Misdiagnoses may be more common than many Oklahoma residents realize. The Institute of Medicine has put forth a conservative measure that one in 20 adults have a wrong, missed or delayed diagnosis annually. Over time, this means that at some point in their lives, more Americans than not will receive a wrong diagnosis. This results in around 10 percent of patient deaths.

Some conditions are more likely than others to be misdiagnosed. Breast, lung and colorectal cancer are often missed, and this happens most often because doctors do not follow up with a biopsy after abnormal test results. Heart attacks might be mistaken for other conditions because symptoms may not include pain in the left arm or chest. For example, fatigue, dizziness and other flu-like symptoms may be a heart attack.

Pulmonary embolism also resembles other conditions. Because it has symptoms similar to the common cold or pneumonia and requires a series of tests to diagnose, doctors can be led astray by a single false negative. When drug overdoses occur in unexpected populations, doctors may overlook it. For example, an older patient may overdose on a prescription drug, and this may be missed. Finally, strokes are often mistaken for migraines or occur over a series of days so the symptoms are missed.

A misdiagnosis or delayed diagnosis may have profound consequence for a patient and their families. It may result in a poorer prognosis, worse health or even death. For example, many cancers have a better outcome the earlier they are diagnosed.

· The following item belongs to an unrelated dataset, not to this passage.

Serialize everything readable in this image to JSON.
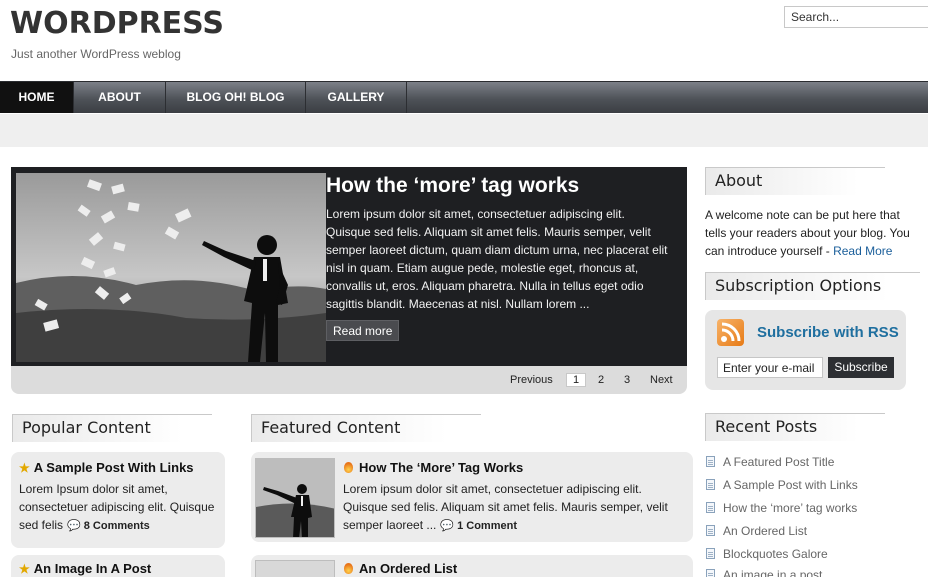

A doctor might neglect to follow up on symptoms of colon cancer because the patient is not in the usual demographic for the disease. Patients who have suffered a worsened medical condition due to a misdiagosis may want to have the assistance of a medical malpractice attorney in seeking compensation for the resulting damages.